How Much Does Climbing Kilimanjaro Cost?
Climbing Kilimanjaro is the experience of a lifetime that tops bucket lists of people from all over the world. So here you are: You are thinking of climbing Kilimanjaro and you wondering about the price tag of it all. Let’s break the ice and start off with the following: You can realize your dreams for about 5000 USD. Happy? Okay, let’s move on.
5000 USD equals 4400 EUR or about 4000 GBP. If you don’t think that is a lot of money, then you either make too much money or you know that climbing Kilimanjaro could be even a lot more expensive. Correct. If everyone would be paid a Western salary and there wouldn’t be as much competition, then you could easily be paying double the price.
If that doesn’t sober you up, then consider that of all the Seven Summits, Kilimanjaro is definitely the most affordable one.
Flights to Tanzania
Booking your climb is one thing, but whilst you are doing that, you should also look at suitable flight options. Too often do we get inquiries about certain dates that seem good to go at first, but get shattered later on because of expensive fares to Kilimanjaro International Airport (KIA). Because this airport mainly sees Kilimanjaro climbers and visitors to the Northern Tanzanian national parks, the availability can go low in no time.
Airlines flying to Kilimanjaro International Airport include Air Tanzania, KLM, Turkish Airlines, Kenya Airway, Condor, Qatar Airways, RwandAir, and Ethiopian Airways.
Tip: Try looking at flights to Nairobi (NRO) in Kenya or Dar es Salaam (DAR) instead. Especially from Nairobi, it’s only a short transfer to Moshi or Arusha and flights are likely more affordable, especially in peak season. Get in touch with us or your trekking provider to see what transfer possibilities exist.
Accommodation in Moshi or Arusha
For a hotel in Moshi or Arusha, you can expect to pay between 40 USD and 60 USD for a double room. For a little bit less than that you can enjoy a single room. This is based on a standard 3-star hotel that covers all the basics and comes with lockers, aircon, mosquito nets and security. Because the entire area sees a lot of tourists, you can expect a decent level of comfort. Of course, there are more affordable and more expensive options available. Both Moshi and Arusha have a few backpackers options as well as high-end luxury hotels.
Your Kilimanjaro Route
Prices also really depend on the number of days your climb takes or the route you choose. Later on, you will read that the conservation and the hut fees are calculated per day. In this blog post, you can browse the different routes for climbing Kilimanjaro. Fast climbers can be done within 5 days, but it’s recommended to spend as much time on your climb as possible. This eliminates the chances of Altitude Sickness and makes success more likely.

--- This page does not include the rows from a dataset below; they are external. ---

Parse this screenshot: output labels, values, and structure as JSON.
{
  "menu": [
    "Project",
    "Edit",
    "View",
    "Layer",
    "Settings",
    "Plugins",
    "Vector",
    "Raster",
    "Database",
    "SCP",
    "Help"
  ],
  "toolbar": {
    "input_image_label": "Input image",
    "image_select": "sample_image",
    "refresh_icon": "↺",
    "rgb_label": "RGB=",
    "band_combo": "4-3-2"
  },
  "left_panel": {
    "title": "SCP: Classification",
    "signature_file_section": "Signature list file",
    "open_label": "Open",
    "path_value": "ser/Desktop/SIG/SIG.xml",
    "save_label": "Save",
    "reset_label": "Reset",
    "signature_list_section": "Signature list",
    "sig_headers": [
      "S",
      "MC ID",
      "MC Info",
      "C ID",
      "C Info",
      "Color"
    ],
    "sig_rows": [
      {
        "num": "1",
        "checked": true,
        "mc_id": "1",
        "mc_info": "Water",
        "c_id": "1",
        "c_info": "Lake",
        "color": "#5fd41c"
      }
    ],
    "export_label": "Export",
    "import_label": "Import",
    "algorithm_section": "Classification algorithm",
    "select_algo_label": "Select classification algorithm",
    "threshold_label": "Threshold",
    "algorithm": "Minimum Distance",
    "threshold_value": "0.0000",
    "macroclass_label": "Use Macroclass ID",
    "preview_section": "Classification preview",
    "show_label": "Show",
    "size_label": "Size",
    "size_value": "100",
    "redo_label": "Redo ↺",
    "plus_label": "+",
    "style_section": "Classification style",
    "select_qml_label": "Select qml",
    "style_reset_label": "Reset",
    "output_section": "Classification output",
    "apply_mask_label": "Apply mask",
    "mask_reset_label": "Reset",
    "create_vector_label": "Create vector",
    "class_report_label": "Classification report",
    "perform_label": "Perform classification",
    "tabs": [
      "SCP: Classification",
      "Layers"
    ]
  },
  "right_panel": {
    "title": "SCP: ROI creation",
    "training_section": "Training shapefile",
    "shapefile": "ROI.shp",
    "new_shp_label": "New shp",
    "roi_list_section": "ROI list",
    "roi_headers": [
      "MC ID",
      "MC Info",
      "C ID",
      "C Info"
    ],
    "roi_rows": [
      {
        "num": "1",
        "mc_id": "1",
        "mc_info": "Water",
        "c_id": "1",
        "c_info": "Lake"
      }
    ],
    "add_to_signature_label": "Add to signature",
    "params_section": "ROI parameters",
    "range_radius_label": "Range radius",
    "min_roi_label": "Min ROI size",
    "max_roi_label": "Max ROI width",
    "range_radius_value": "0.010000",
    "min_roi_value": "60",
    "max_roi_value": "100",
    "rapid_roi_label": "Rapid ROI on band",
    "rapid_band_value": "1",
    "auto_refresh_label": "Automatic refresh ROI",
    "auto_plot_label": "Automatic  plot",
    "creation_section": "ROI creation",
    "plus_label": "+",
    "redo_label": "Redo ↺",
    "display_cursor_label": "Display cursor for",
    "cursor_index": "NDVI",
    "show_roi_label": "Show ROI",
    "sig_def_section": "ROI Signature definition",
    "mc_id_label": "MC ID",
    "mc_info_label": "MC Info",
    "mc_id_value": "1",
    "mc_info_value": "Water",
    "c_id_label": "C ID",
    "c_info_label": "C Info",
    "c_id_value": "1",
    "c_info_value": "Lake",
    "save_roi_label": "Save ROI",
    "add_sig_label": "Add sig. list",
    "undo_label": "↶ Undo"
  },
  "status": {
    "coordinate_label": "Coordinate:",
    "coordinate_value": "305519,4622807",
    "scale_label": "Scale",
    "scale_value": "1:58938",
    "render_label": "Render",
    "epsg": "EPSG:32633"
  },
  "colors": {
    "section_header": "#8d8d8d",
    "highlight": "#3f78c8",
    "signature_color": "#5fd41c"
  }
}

Prices for your Kilimanjaro ascent vary between 1500 USD / 1320 EUR / 1180 GBP and 2400 USD / 2100 EUR / 1900 GBP. This includes transfers from the airport to your accommodation, camping gear, park fees, camping fees, rescue fees, salary, meals and guides, and porters.
Kilimanjaro Park Fees
A large part of the money you pay for climbing Kilimanjaro goes towards park fees. These are used for conservation, rescue operations and more.
Rescue Fees: 20 USD / 18 EUR / 16 GB per climber
Conservation Fees: 70 USD / 62 EUR / 56 GBP per climber per day
Camping Fees: USD 50 / 44 EUR / 40 GBP per climber night
Hut Fees (Marangu Route): 60 USD / 53 EUR / 48 GBP per climber per night
Guide & Porter Fees: 2 USD / 1,80 EUR / 1,60 GBP per staff member a day
Another cost that we could categorize under Park Fees is Value Added Tax (VAT). In Tanzania an 18% VAT rate is applicable. VAT is included in the total price of your trekking if booked through Bookatrekking.com.
Tipping of Guides and Porters
An integral part of any Kilimanjaro climb is the tipping ceremony. If you have read the beginning of this blog post, you now know that your Kilimanjaro ascent would be a lot more expensive if western salaries would be paid. In Tanzania, the majority of the people struggles to make ends meet. Porters get a salary, but because it is very common to tip staff after a climb. This will make a positive lasting difference in the households on the lower slopes of Kilimanjaro. Some estimates:
6-day climb: Expect to tip anything between EUR 125 – 170 or USD 140 – 190
7-day climb: Expect to tip anything between EUR 170 – 200 or USD 190 – 225
8-day climb: Expect to tip anything between EUR 190 – 230 or USD 220 – 265
9-day climb: Expect to tip anything between EUR 215 – 260 or USD 245-295
That sums up the bare necessities. Now if you want to bring home those cool Eastern African souvenirs, or you are planning some extra days for a safari or partying, then you can definitely expect to pay more. Whatever you decide to do, don’t cut your climb short because of the price tag. Once you have decided to climb Kilimanjaro, you might as well take it easy and enjoy the mountain. Or as they say in Swahili: Pole pole (slowly slowly) and hakuna matata.